• [Task requirements]
Only lines with the string "have" should be returned from the data below.

• [Dataset entries]
+ + + + +

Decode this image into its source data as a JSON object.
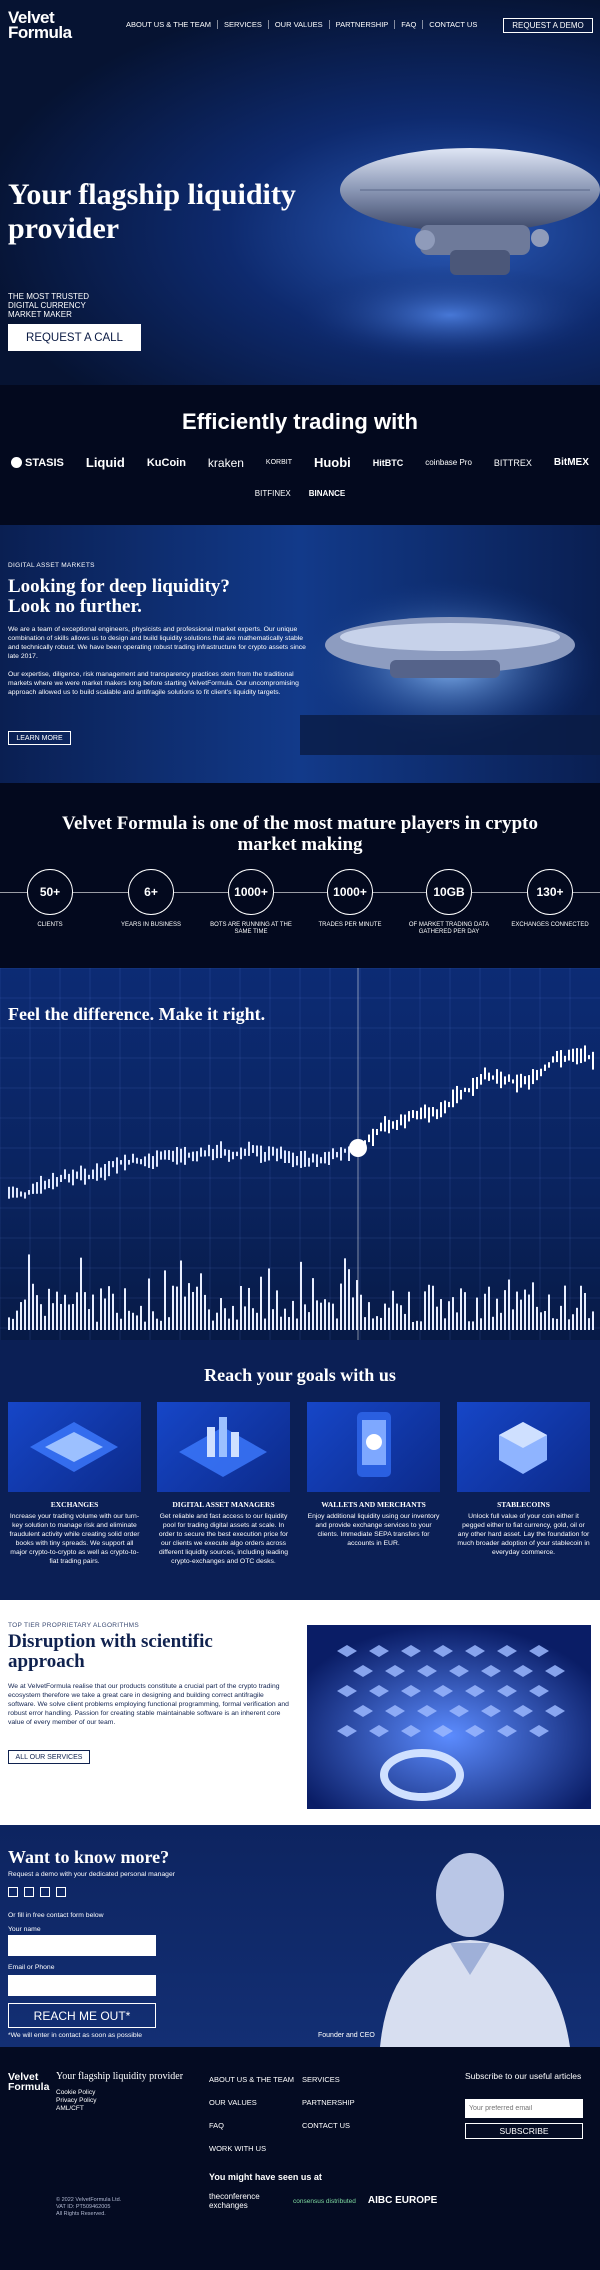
{
  "header": {
    "logo_line1": "Velvet",
    "logo_line2": "Formula",
    "nav": [
      "ABOUT US & THE TEAM",
      "SERVICES",
      "OUR VALUES",
      "PARTNERSHIP",
      "FAQ",
      "CONTACT US"
    ],
    "cta": "REQUEST A DEMO"
  },
  "hero": {
    "title": "Your flagship liquidity provider",
    "subtitle": "THE MOST TRUSTED DIGITAL CURRENCY MARKET MAKER",
    "button": "REQUEST A CALL"
  },
  "trading": {
    "title": "Efficiently trading with",
    "row1": [
      "STASIS",
      "Liquid",
      "KuCoin",
      "kraken",
      "KORBIT",
      "Huobi",
      "HitBTC",
      "coinbase Pro",
      "BITTREX",
      "BitMEX"
    ],
    "row2": [
      "BITFINEX",
      "BINANCE"
    ]
  },
  "deep": {
    "tag": "DIGITAL ASSET MARKETS",
    "title_line1": "Looking for deep liquidity?",
    "title_line2": "Look no further.",
    "p1": "We are a team of exceptional engineers, physicists and professional market experts. Our unique combination of skills allows us to design and build liquidity solutions that are mathematically stable and technically robust. We have been operating robust trading infrastructure for crypto assets since late 2017.",
    "p2": "Our expertise, diligence, risk management and transparency practices stem from the traditional markets where we were market makers long before starting VelvetFormula. Our uncompromising approach allowed us to build scalable and antifragile solutions to fit client's liquidity targets.",
    "button": "LEARN MORE"
  },
  "stats": {
    "title": "Velvet Formula is one of the most mature players in crypto market making",
    "items": [
      {
        "value": "50+",
        "label": "CLIENTS"
      },
      {
        "value": "6+",
        "label": "YEARS IN BUSINESS"
      },
      {
        "value": "1000+",
        "label": "BOTS ARE RUNNING AT THE SAME TIME"
      },
      {
        "value": "1000+",
        "label": "TRADES PER MINUTE"
      },
      {
        "value": "10GB",
        "label": "OF MARKET TRADING DATA GATHERED PER DAY"
      },
      {
        "value": "130+",
        "label": "EXCHANGES CONNECTED"
      }
    ]
  },
  "chart": {
    "title": "Feel the difference. Make it right."
  },
  "goals": {
    "title": "Reach your goals with us",
    "cards": [
      {
        "title": "EXCHANGES",
        "text": "Increase your trading volume with our turn-key solution to manage risk and eliminate fraudulent activity while creating solid order books with tiny spreads. We support all major crypto-to-crypto as well as crypto-to-fiat trading pairs."
      },
      {
        "title": "DIGITAL ASSET MANAGERS",
        "text": "Get reliable and fast access to our liquidity pool for trading digital assets at scale. In order to secure the best execution price for our clients we execute algo orders across different liquidity sources, including leading crypto-exchanges and OTC desks."
      },
      {
        "title": "WALLETS AND MERCHANTS",
        "text": "Enjoy additional liquidity using our inventory and provide exchange services to your clients. Immediate SEPA transfers for accounts in EUR."
      },
      {
        "title": "STABLECOINS",
        "text": "Unlock full value of your coin either it pegged either to fiat currency, gold, oil or any other hard asset. Lay the foundation for much broader adoption of your stablecoin in everyday commerce."
      }
    ]
  },
  "disrupt": {
    "tag": "TOP TIER PROPRIETARY ALGORITHMS",
    "title_line1": "Disruption with scientific",
    "title_line2": "approach",
    "text": "We at VelvetFormula realise that our products constitute a crucial part of the crypto trading ecosystem therefore we take a great care in designing and building correct antifragile software. We solve client problems employing functional programming, formal verification and robust error handling. Passion for creating stable maintainable software is an inherent core value of every member of our team.",
    "button": "ALL OUR SERVICES"
  },
  "contact": {
    "title": "Want to know more?",
    "sub": "Request a demo with your dedicated personal manager",
    "or_fill": "Or fill in free contact form below",
    "name_label": "Your name",
    "email_label": "Email or Phone",
    "button": "REACH ME OUT*",
    "note": "*We will enter in contact as soon as possible",
    "person_role": "Founder and CEO"
  },
  "footer": {
    "logo_line1": "Velvet",
    "logo_line2": "Formula",
    "tagline": "Your flagship liquidity provider",
    "legal": [
      "Cookie Policy",
      "Privacy Policy",
      "AML/CFT"
    ],
    "col1": [
      "ABOUT US & THE TEAM",
      "OUR VALUES",
      "FAQ",
      "WORK WITH US"
    ],
    "col2": [
      "SERVICES",
      "PARTNERSHIP",
      "CONTACT US"
    ],
    "subscribe_title": "Subscribe to our useful articles",
    "subscribe_placeholder": "Your preferred email",
    "subscribe_button": "SUBSCRIBE",
    "seen_title": "You might have seen us at",
    "seen": [
      "theconference exchanges",
      "consensus distributed",
      "AIBC EUROPE"
    ],
    "copyright": [
      "© 2022 VelvetFormula Ltd.",
      "VAT ID: PT509462005",
      "All Rights Reserved."
    ]
  },
  "colors": {
    "navy": "#071433",
    "accent_blue": "#1646c8",
    "white": "#ffffff"
  }
}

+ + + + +

• [Output for this task]
    "p1": "We are a team of exceptional engineers, physicists and professional market experts. Our unique combination of skills allows us to design and build liquidity solutions that are mathematically stable and technically robust. We have been operating robust trading infrastructure for crypto assets since late 2017.",
    "seen_title": "You might have seen us at",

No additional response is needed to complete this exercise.